This exciting fully funded PhD, will deliver innovative insights around domestic water use behaviours and the use of ‘smart’ water use sensors, in order to support more resilient water services well into the future against a backdrop of significant challenge.
Students will benefit from being part of the EPSRC Centre for Doctoral Training in Water Infrastructure and Resilience (WIRe), a world leading collaboration between three universities. The WIRe programme includes a bespoke training programme in technical and personal skills development, and provides opportunities for overseas travel and access to world leading experimental facilities (PhDs under this scheme are for a duration of four years full time).
This project seeks to better understand domestic water use behaviours, and particularly washing behaviours – both personal washing (showering, bathing) and household washing (dishes, laundry) – and their contribution to overall water conservation. Washing behaviours are a useful focus because they are typically ‘hidden’ (in that they occur mainly within the household) and therefore not necessarily subject to the same social pressures as more publicly visible behaviours (such as the use of plastic bags). The aim will be to understand the situatedness of, and potential influences on, such behaviours (with a focus on the UK context), and explore the potential role of smart in-home water use sensors, using quantitative and qualitative approaches. Depending on the specific skills and interests of the successful candidate, this project could make a contribution of the fields of behavioural psychology, society and technology studies, human-environment interactions, and ‘big data’ analytics.
The project will deliver innovative insights around domestic water use behaviours and the potential effectiveness of different techniques and approaches to promote behaviour change, including use of ‘smart’ water use sensors. There is also the potential to help Cranfield University develop innovative strategies to support more sustainable water use behaviours on campus, as part of the university’s ambitious environmental targets.
By looking at water use behaviours in the context of more resilient water services, this project is uniquely positioned at the interdisciplinary boundary between social sciences and engineering. The successful applicant will make use the suite of water use sensors installed on the Cranfield campus as part of the UKCRIC urban observatory.
Applicants should have a first or upper second class UK honours degree or equivalent in a related discipline, such as environmental psychology, human geography, environmental studies, or water science.
The ideal candidate should have some understanding of water supply services and/or sustainable behaviour and be self-motivated, have good communication skills for regular interaction with other stakeholders, with an interest in applied social research.

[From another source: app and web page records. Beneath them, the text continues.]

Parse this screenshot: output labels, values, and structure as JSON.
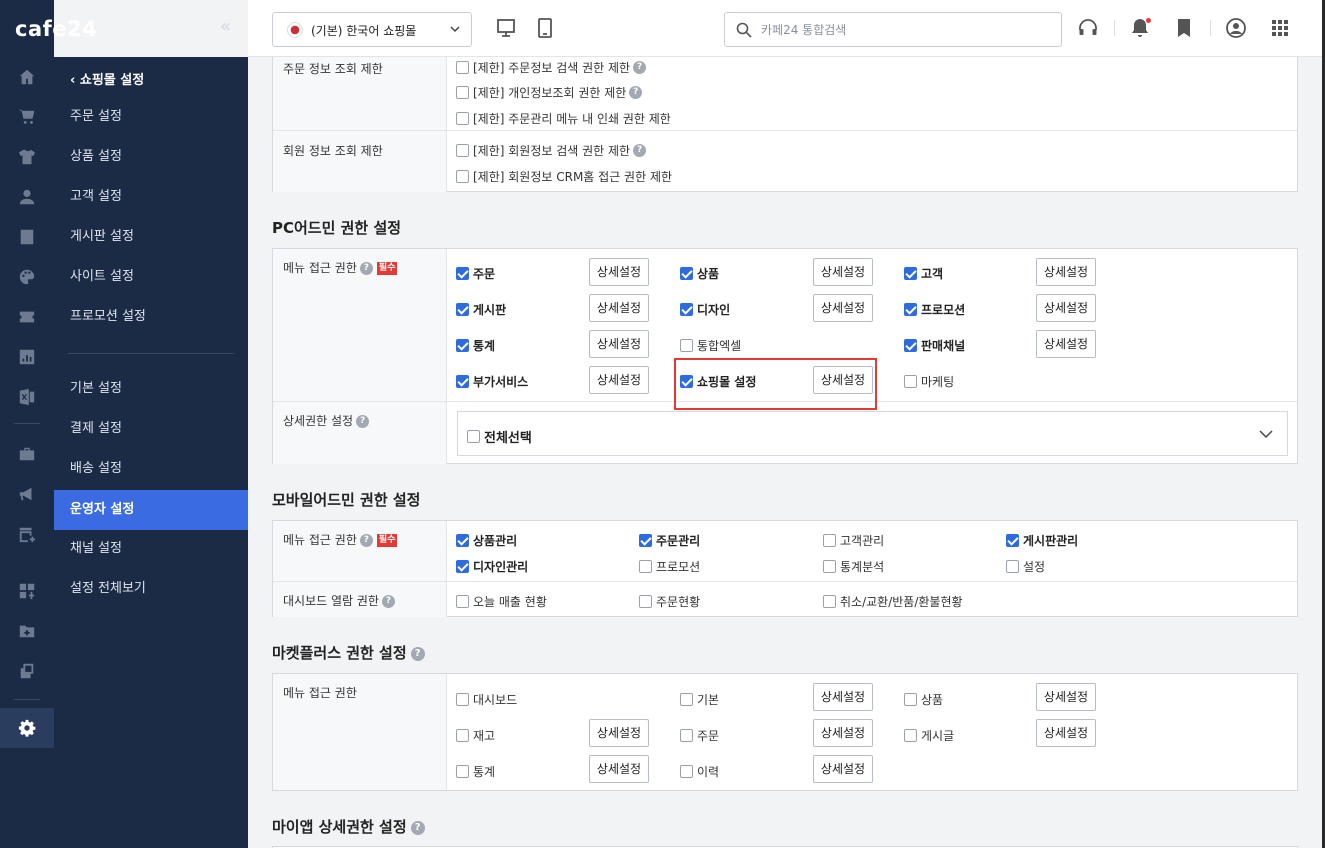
{
  "brand": {
    "logo": "cafe24",
    "collapse_icon": "«"
  },
  "topbar": {
    "store_select": "(기본) 한국어 쇼핑몰",
    "search_placeholder": "카페24 통합검색"
  },
  "sidebar": {
    "back_title": "쇼핑몰 설정",
    "items_top": [
      "주문 설정",
      "상품 설정",
      "고객 설정",
      "게시판 설정",
      "사이트 설정",
      "프로모션 설정"
    ],
    "items_bottom": [
      "기본 설정",
      "결제 설정",
      "배송 설정",
      "운영자 설정",
      "채널 설정",
      "설정 전체보기"
    ],
    "active": "운영자 설정"
  },
  "order_info": {
    "label": "주문 정보 조회 제한",
    "options": [
      "[제한] 주문정보 검색 권한 제한",
      "[제한] 개인정보조회 권한 제한",
      "[제한] 주문관리 메뉴 내 인쇄 권한 제한"
    ]
  },
  "member_info": {
    "label": "회원 정보 조회 제한",
    "options": [
      "[제한] 회원정보 검색 권한 제한",
      "[제한] 회원정보 CRM홈 접근 권한 제한"
    ]
  },
  "pc_admin": {
    "title": "PC어드민 권한 설정",
    "menu_label": "메뉴 접근 권한",
    "required": "필수",
    "detail_button": "상세설정",
    "items": [
      {
        "label": "주문",
        "checked": true
      },
      {
        "label": "상품",
        "checked": true
      },
      {
        "label": "고객",
        "checked": true
      },
      {
        "label": "게시판",
        "checked": true
      },
      {
        "label": "디자인",
        "checked": true
      },
      {
        "label": "프로모션",
        "checked": true
      },
      {
        "label": "통계",
        "checked": true
      },
      {
        "label": "통합엑셀",
        "checked": false
      },
      {
        "label": "판매채널",
        "checked": true
      },
      {
        "label": "부가서비스",
        "checked": true
      },
      {
        "label": "쇼핑몰 설정",
        "checked": true
      },
      {
        "label": "마케팅",
        "checked": false
      }
    ],
    "detail_label": "상세권한 설정",
    "select_all": "전체선택"
  },
  "mobile_admin": {
    "title": "모바일어드민 권한 설정",
    "menu_label": "메뉴 접근 권한",
    "required": "필수",
    "items": [
      {
        "label": "상품관리",
        "checked": true
      },
      {
        "label": "주문관리",
        "checked": true
      },
      {
        "label": "고객관리",
        "checked": false
      },
      {
        "label": "게시판관리",
        "checked": true
      },
      {
        "label": "디자인관리",
        "checked": true
      },
      {
        "label": "프로모션",
        "checked": false
      },
      {
        "label": "통계분석",
        "checked": false
      },
      {
        "label": "설정",
        "checked": false
      }
    ],
    "dashboard_label": "대시보드 열람 권한",
    "dashboard_items": [
      "오늘 매출 현황",
      "주문현황",
      "취소/교환/반품/환불현황"
    ]
  },
  "marketplus": {
    "title": "마켓플러스 권한 설정",
    "menu_label": "메뉴 접근 권한",
    "items": [
      "대시보드",
      "기본",
      "상품",
      "재고",
      "주문",
      "게시글",
      "통계",
      "이력"
    ]
  },
  "myapp": {
    "title": "마이앱 상세권한 설정"
  },
  "colors": {
    "sidebar_bg": "#1b2a45",
    "active_bg": "#3a6be0",
    "checkbox": "#2f6be0",
    "highlight": "#e53935"
  }
}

Start date: 28/09/2020
How to apply
For further information please contact:
Dr Heather Smith [email protected]
(0) 1234 750111 Ext: 4853
If you are eligible to apply for this studentship, please complete the online application form.